So much of this film emulates more of what we have seen before in the LOTR trilogy but the Hobbit feels much easier to digest with a completely different flavour and theme with a refreshing boost of slapstick comedy to lighten the mood. Perhaps it is because the main theme is not war (yet) unlike the LOTR trilogy. We are not given grand battles on top of battles and rousing tearful speeches on top of rousing tearful speeches. Rather we are offered better choreographed action sequences and more of a focus on eccentricities of the characters (good and bad) in a much lighter tone.  I particularly loved the animal loving Radagast the Brown (Sylvester McCoy) and his racing rabbits.
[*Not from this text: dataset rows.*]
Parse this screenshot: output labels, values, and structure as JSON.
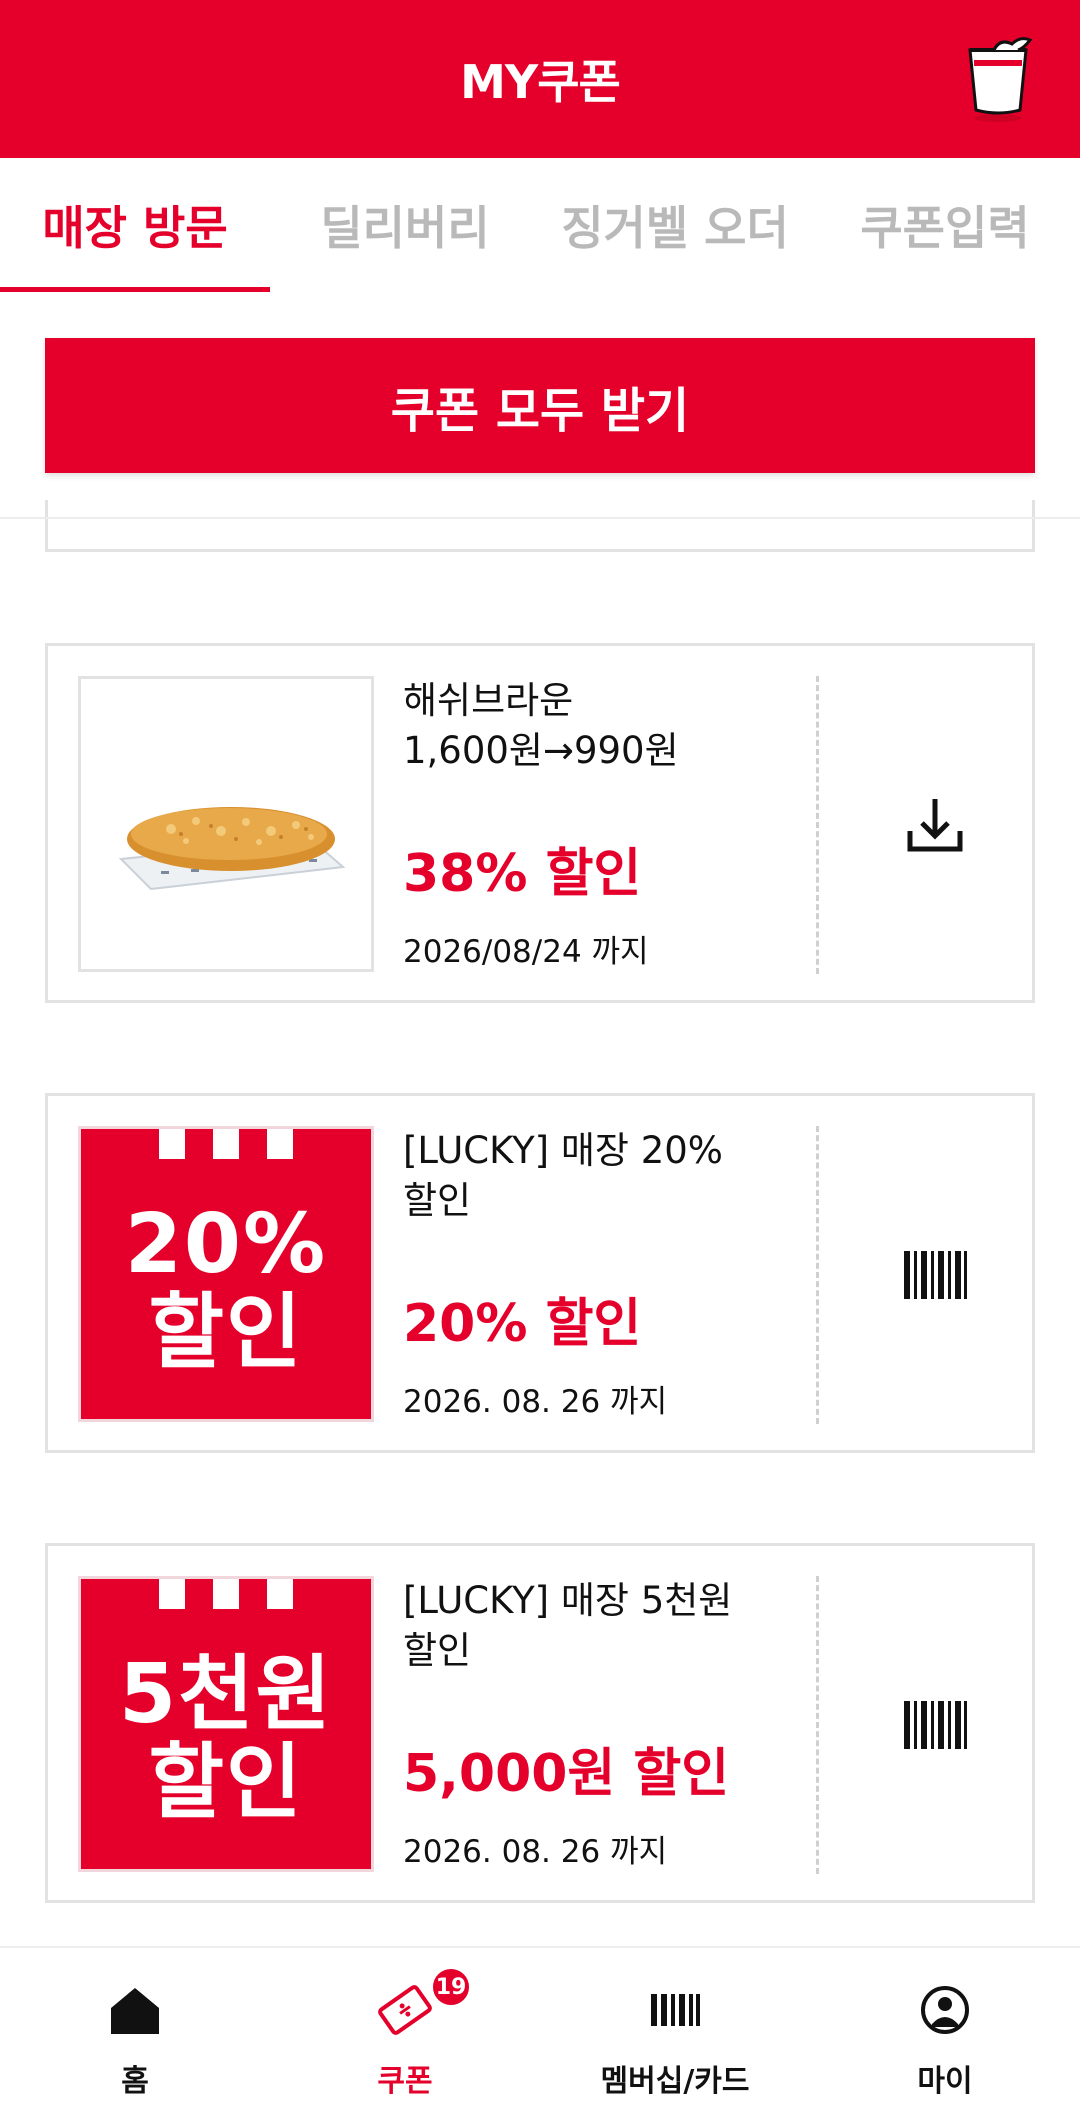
{
  "header": {
    "title": "MY쿠폰",
    "icon": "bucket-icon",
    "brand_color": "#e4002b"
  },
  "tabs": [
    {
      "label": "매장 방문",
      "active": true
    },
    {
      "label": "딜리버리",
      "active": false
    },
    {
      "label": "징거벨 오더",
      "active": false
    },
    {
      "label": "쿠폰입력",
      "active": false
    }
  ],
  "get_all_button": "쿠폰 모두 받기",
  "coupons": [
    {
      "image": "hash-brown-photo",
      "title": "해쉬브라운\n1,600원→990원",
      "discount": "38% 할인",
      "expiry": "2026/08/24 까지",
      "action_icon": "download-icon"
    },
    {
      "image_text": "20%\n할인",
      "title": "[LUCKY] 매장 20%\n할인",
      "discount": "20% 할인",
      "expiry": "2026. 08. 26 까지",
      "action_icon": "barcode-icon"
    },
    {
      "image_text": "5천원\n할인",
      "title": "[LUCKY] 매장 5천원\n할인",
      "discount": "5,000원 할인",
      "expiry": "2026. 08. 26 까지",
      "action_icon": "barcode-icon"
    }
  ],
  "bottom_nav": [
    {
      "label": "홈",
      "icon": "home-icon",
      "active": false
    },
    {
      "label": "쿠폰",
      "icon": "coupon-icon",
      "active": true,
      "badge": "19"
    },
    {
      "label": "멤버십/카드",
      "icon": "barcode-icon",
      "active": false
    },
    {
      "label": "마이",
      "icon": "user-icon",
      "active": false
    }
  ]
}
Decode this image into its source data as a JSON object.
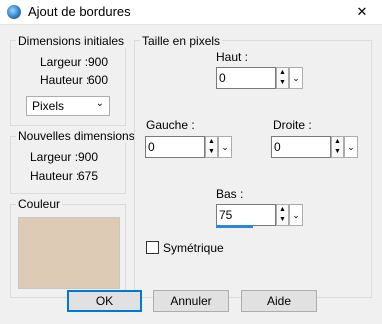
{
  "window": {
    "title": "Ajout de bordures",
    "close": "✕"
  },
  "initial": {
    "legend": "Dimensions initiales",
    "width_label": "Largeur :",
    "width_value": "900",
    "height_label": "Hauteur :",
    "height_value": "600",
    "unit_select": "Pixels"
  },
  "new_dims": {
    "legend": "Nouvelles dimensions",
    "width_label": "Largeur :",
    "width_value": "900",
    "height_label": "Hauteur :",
    "height_value": "675"
  },
  "color": {
    "legend": "Couleur",
    "value": "#ddcbb6"
  },
  "size": {
    "legend": "Taille en pixels",
    "top_label": "Haut :",
    "top_value": "0",
    "left_label": "Gauche :",
    "left_value": "0",
    "right_label": "Droite :",
    "right_value": "0",
    "bottom_label": "Bas :",
    "bottom_value": "75",
    "symmetric_label": "Symétrique",
    "symmetric_checked": false
  },
  "buttons": {
    "ok": "OK",
    "cancel": "Annuler",
    "help": "Aide"
  }
}
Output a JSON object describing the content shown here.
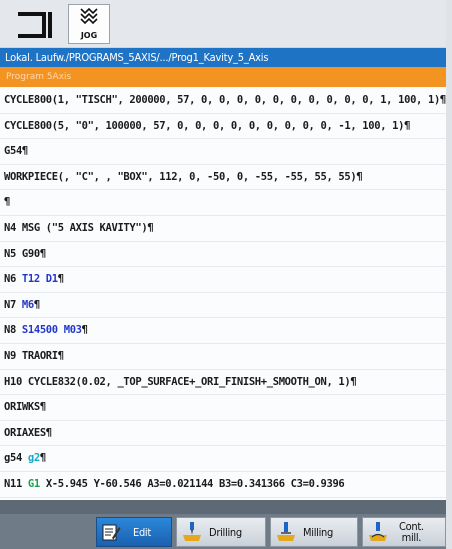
{
  "toolbar": {
    "jog_label": "JOG"
  },
  "path": "Lokal. Laufw./PROGRAMS_5AXIS/.../Prog1_Kavity_5_Axis",
  "status": "Program 5Axis",
  "program_lines": [
    [
      {
        "t": "CYCLE800(1, \"TISCH\", 200000, 57, 0, 0, 0, 0, 0, 0, 0, 0, 0, 0, 1, 100, 1)¶"
      }
    ],
    [
      {
        "t": "CYCLE800(5, \"0\", 100000, 57, 0, 0, 0, 0, 0, 0, 0, 0, 0, -1, 100, 1)¶"
      }
    ],
    [
      {
        "t": "G54¶"
      }
    ],
    [
      {
        "t": "WORKPIECE(, \"C\", , \"BOX\", 112, 0, -50, 0, -55, -55, 55, 55)¶"
      }
    ],
    [
      {
        "t": "¶"
      }
    ],
    [
      {
        "t": "N4 MSG (\"5 AXIS KAVITY\")¶"
      }
    ],
    [
      {
        "t": "N5 G90¶"
      }
    ],
    [
      {
        "t": "N6 "
      },
      {
        "t": "T12  D1",
        "c": "blue"
      },
      {
        "t": "¶"
      }
    ],
    [
      {
        "t": "N7 "
      },
      {
        "t": "M6",
        "c": "blue"
      },
      {
        "t": "¶"
      }
    ],
    [
      {
        "t": "N8 "
      },
      {
        "t": "S14500 M03",
        "c": "blue"
      },
      {
        "t": "¶"
      }
    ],
    [
      {
        "t": "N9 TRAORI¶"
      }
    ],
    [
      {
        "t": "H10 CYCLE832(0.02, _TOP_SURFACE+_ORI_FINISH+_SMOOTH_ON, 1)¶"
      }
    ],
    [
      {
        "t": "ORIWKS¶"
      }
    ],
    [
      {
        "t": "ORIAXES¶"
      }
    ],
    [
      {
        "t": "g54 "
      },
      {
        "t": "g2",
        "c": "cyan"
      },
      {
        "t": "¶"
      }
    ],
    [
      {
        "t": "N11 "
      },
      {
        "t": "G1",
        "c": "green"
      },
      {
        "t": " X-5.945 Y-60.546 A3=0.021144 B3=0.341366 C3=0.9396"
      }
    ]
  ],
  "softkeys": {
    "edit": "Edit",
    "drilling": "Drilling",
    "milling": "Milling",
    "cont_mill_1": "Cont.",
    "cont_mill_2": "mill."
  },
  "colors": {
    "path_bar": "#1f73c4",
    "status_bar": "#f39422",
    "keyword_blue": "#2338c8",
    "keyword_green": "#1aa14a",
    "keyword_cyan": "#14a9c9"
  },
  "icons": [
    "bracket-icon",
    "jog-icon",
    "edit-icon",
    "drilling-icon",
    "milling-icon",
    "cont-mill-icon"
  ]
}
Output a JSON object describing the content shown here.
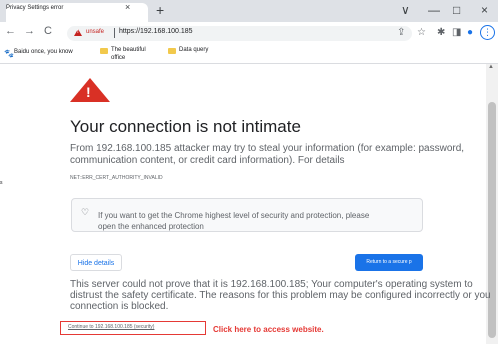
{
  "browser": {
    "tab_title": "Privacy Settings error",
    "tab_close": "×",
    "new_tab": "+",
    "window_controls": [
      "∨",
      "—",
      "□",
      "×"
    ],
    "nav": {
      "back": "←",
      "forward": "→",
      "reload": "C"
    },
    "security_label": "unsafe",
    "url": "https://192.168.100.185",
    "toolbar_icons": {
      "share": "⇪",
      "star": "☆",
      "extensions": "✱",
      "sidebar": "◨",
      "profile": "●",
      "menu": "⋮"
    },
    "bookmarks": {
      "baidu_label": "Baidu once, you know",
      "office_label_line1": "The beautiful",
      "office_label_line2": "office",
      "data_label": "Data query"
    }
  },
  "page": {
    "warning_glyph": "!",
    "heading": "Your connection is not intimate",
    "body": "From 192.168.100.185 attacker may try to steal your information (for example: password, communication content, or credit card information). For details",
    "error_code": "NET::ERR_CERT_AUTHORITY_INVALID",
    "enhanced_icon": "♡",
    "enhanced_protection": "If you want to get the Chrome highest level of security and protection, please open the enhanced protection",
    "hide_details_label": "Hide details",
    "return_label": "Return to a secure p",
    "details_text": "This server could not prove that it is 192.168.100.185; Your computer's operating system to distrust the safety certificate. The reasons for this problem may be configured incorrectly or you connection is blocked.",
    "continue_link": "Continue to 192.168.100.185 (security)",
    "annotation": "Click here to access website.",
    "side_mark": "s"
  },
  "colors": {
    "danger": "#d93025",
    "link": "#1a73e8",
    "annotation": "#e53935"
  }
}
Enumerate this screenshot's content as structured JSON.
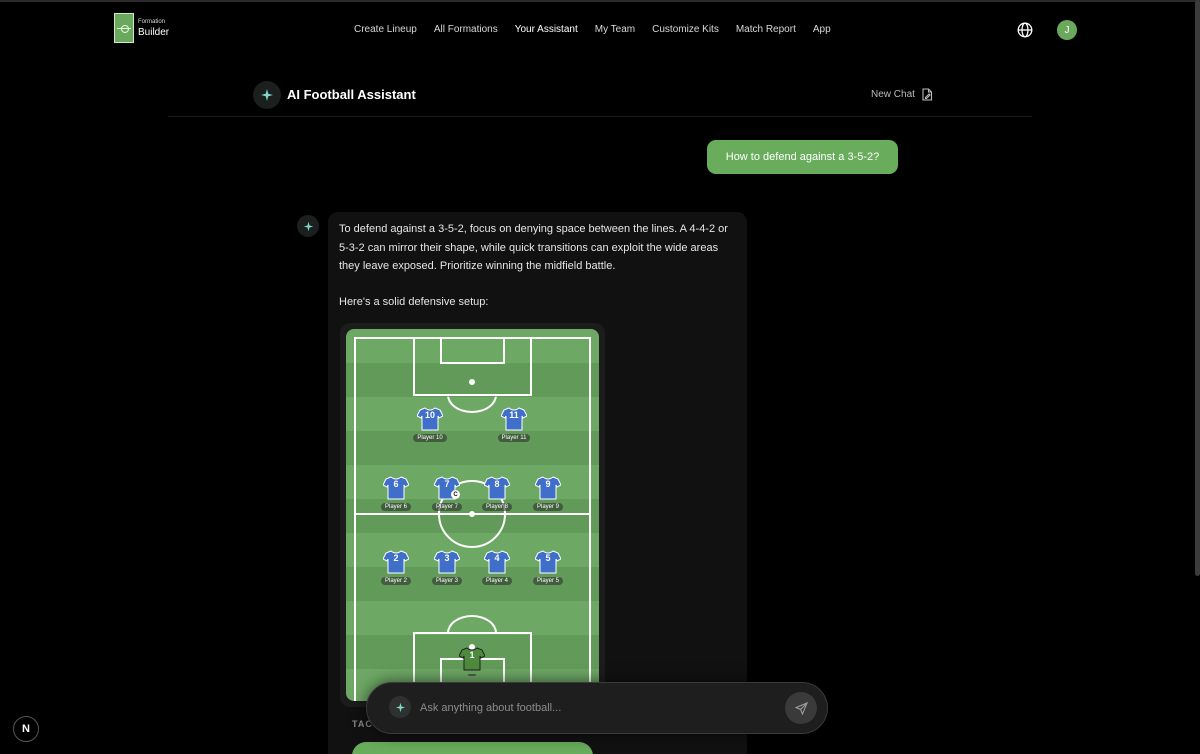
{
  "header": {
    "logo_small": "Formation",
    "logo_big": "Builder",
    "nav": [
      {
        "label": "Create Lineup"
      },
      {
        "label": "All Formations"
      },
      {
        "label": "Your Assistant"
      },
      {
        "label": "My Team"
      },
      {
        "label": "Customize Kits"
      },
      {
        "label": "Match Report"
      },
      {
        "label": "App"
      }
    ],
    "active_nav": "Your Assistant",
    "avatar_initial": "J"
  },
  "assistant": {
    "title": "AI Football Assistant",
    "new_chat_label": "New Chat"
  },
  "conversation": {
    "user_message": "How to defend against a 3-5-2?",
    "bot_paragraph_1": "To defend against a 3-5-2, focus on denying space between the lines. A 4-4-2 or 5-3-2 can mirror their shape, while quick transitions can exploit the wide areas they leave exposed. Prioritize winning the midfield battle.",
    "bot_paragraph_2": "Here's a solid defensive setup:",
    "tactic_label_partial": "TAC"
  },
  "lineup": {
    "formation": "4-4-2",
    "players": [
      {
        "number": "10",
        "name": "Player 10",
        "role": "forward"
      },
      {
        "number": "11",
        "name": "Player 11",
        "role": "forward"
      },
      {
        "number": "6",
        "name": "Player 6",
        "role": "midfielder"
      },
      {
        "number": "7",
        "name": "Player 7",
        "role": "midfielder",
        "captain": true
      },
      {
        "number": "8",
        "name": "Player 8",
        "role": "midfielder"
      },
      {
        "number": "9",
        "name": "Player 9",
        "role": "midfielder"
      },
      {
        "number": "2",
        "name": "Player 2",
        "role": "defender"
      },
      {
        "number": "3",
        "name": "Player 3",
        "role": "defender"
      },
      {
        "number": "4",
        "name": "Player 4",
        "role": "defender"
      },
      {
        "number": "5",
        "name": "Player 5",
        "role": "defender"
      },
      {
        "number": "1",
        "name": "",
        "role": "goalkeeper"
      }
    ],
    "captain_mark": "C",
    "outfield_kit_color": "#3f6fc9",
    "goalkeeper_kit_color": "#4e8a3e",
    "pitch_color": "#6ea865"
  },
  "input": {
    "placeholder": "Ask anything about football..."
  },
  "colors": {
    "accent_green": "#68ac5c",
    "background": "#000000"
  },
  "badge": {
    "label": "N"
  }
}
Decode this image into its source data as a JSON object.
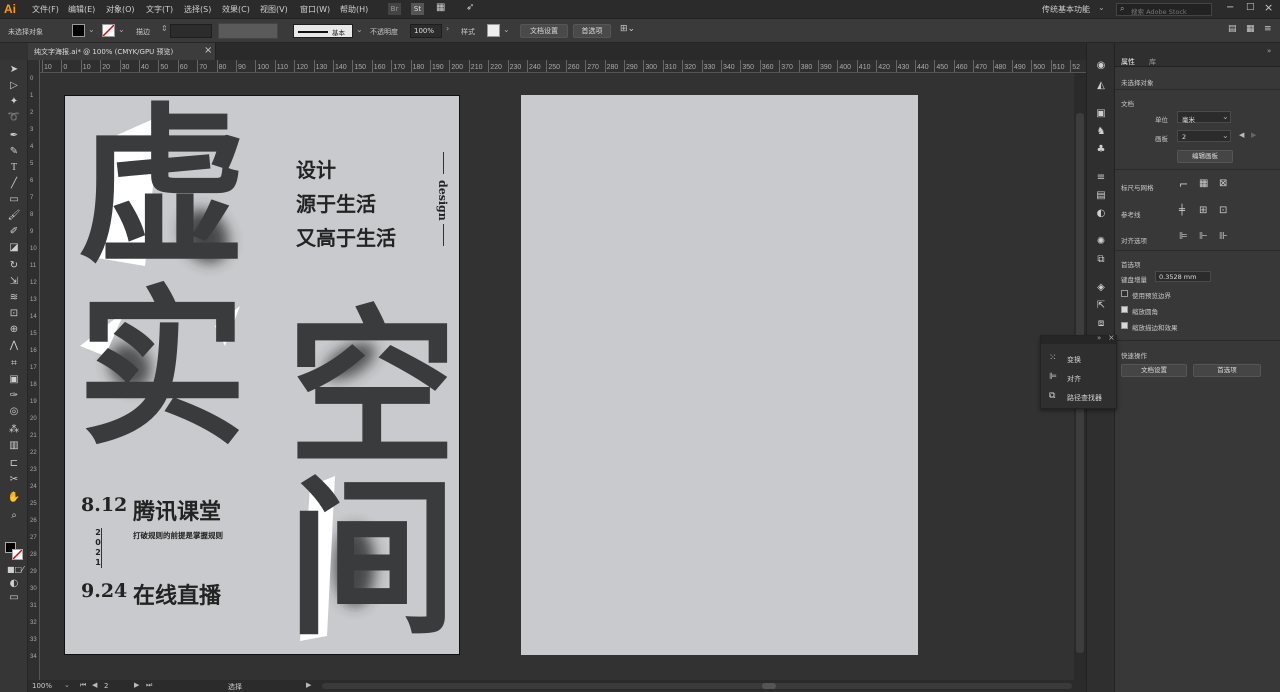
{
  "menubar": {
    "logo": "Ai",
    "items": [
      "文件(F)",
      "编辑(E)",
      "对象(O)",
      "文字(T)",
      "选择(S)",
      "效果(C)",
      "视图(V)",
      "窗口(W)",
      "帮助(H)"
    ],
    "workspace": "传统基本功能",
    "search_placeholder": "搜索 Adobe Stock"
  },
  "control": {
    "no_selection": "未选择对象",
    "stroke_label": "描边",
    "stroke_style": "基本",
    "opacity_label": "不透明度",
    "opacity_value": "100%",
    "style_label": "样式",
    "doc_setup": "文档设置",
    "prefs": "首选项"
  },
  "tab": {
    "title": "纯文字海报.ai* @ 100% (CMYK/GPU 预览)",
    "close": "×"
  },
  "ruler": {
    "h": [
      "10",
      "0",
      "10",
      "20",
      "30",
      "40",
      "50",
      "60",
      "70",
      "80",
      "90",
      "100",
      "110",
      "120",
      "130",
      "140",
      "150",
      "160",
      "170",
      "180",
      "190",
      "200",
      "210",
      "220",
      "230",
      "240",
      "250",
      "260",
      "270",
      "280",
      "290",
      "300",
      "310",
      "320",
      "330",
      "340",
      "350",
      "360",
      "370",
      "380",
      "390",
      "400",
      "410",
      "420",
      "430",
      "440",
      "450",
      "460",
      "470",
      "480",
      "490",
      "500",
      "510",
      "52"
    ],
    "v": [
      "0",
      "1",
      "2",
      "3",
      "4",
      "5",
      "6",
      "7",
      "8",
      "9",
      "10",
      "11",
      "12",
      "13",
      "14",
      "15",
      "16",
      "17",
      "18",
      "19",
      "20",
      "21",
      "22",
      "23",
      "24",
      "25",
      "26",
      "27",
      "28",
      "29",
      "30",
      "31",
      "32",
      "33",
      "34"
    ]
  },
  "poster": {
    "c1": "虚",
    "c2": "实",
    "c3": "空",
    "c4": "间",
    "tag1": "设计",
    "tag2": "源于生活",
    "tag3": "又高于生活",
    "design": "design",
    "date1": "8.12",
    "year": "2021",
    "date2": "9.24",
    "title": "腾讯课堂",
    "subtitle": "打破规则的前提是掌握规则",
    "live": "在线直播"
  },
  "status": {
    "zoom": "100%",
    "page": "2",
    "tool": "选择"
  },
  "props": {
    "tab1": "属性",
    "tab2": "库",
    "no_sel": "未选择对象",
    "doc": "文档",
    "unit_label": "单位",
    "unit_value": "毫米",
    "artboard_label": "画板",
    "artboard_value": "2",
    "edit_artboards": "编辑画板",
    "rulers_grids": "标尺与网格",
    "guides": "参考线",
    "align_opts": "对齐选项",
    "prefs": "首选项",
    "kbd_inc_label": "键盘增量",
    "kbd_inc_value": "0.3528 mm",
    "opt1": "使用预览边界",
    "opt2": "缩放圆角",
    "opt3": "缩放描边和效果",
    "quick": "快速操作",
    "btn_doc": "文档设置",
    "btn_pref": "首选项"
  },
  "floatpanel": {
    "items": [
      "变换",
      "对齐",
      "路径查找器"
    ]
  }
}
Similarly Gollum and Bilbo’s first encounter was the highlight of the entire film; Gollum looked even more real with quirky facial expressions as well as an even more sinister side than we have seen in previous films. Thankfully Freeman is given chance to shine as Bilbo with these scenes, as for large chunks of the film he seems to fade in the background as an afterthought of the main narrative. Unfortunately this lack of attention to some of the central characters (in particular the 13 dwarfs) is one of the film’s downfalls which is a shame as dwarfs are the main focus here. (Hopefully they will feature more in the next instalment).

Overall a film of this magnitude is bound to be a success with so many qualities to behold (for me it is the set design and costumes).  But I wonder, with three epic war films already under the belt and this first instalment over, is there much more for us to see or experience before we get truly exhausted with middle earth? Not to mention a formula that is tried and tested and now becoming repetitive; I do not think I could bring myself  to watch another series of Troll chases and near misses with a gang of characters who never get into any real depth or danger. Flaws aside I would still urge anyone of any age to go and see this with your 3d glasses at the ready. You cannot help but smile and be whisked away in amazement at what the film has to offer, and quality fantasy films that aren’t aimed solely at children are hard to come by.

Brought to you by Cineworld Nottingham at the Cornerhouse.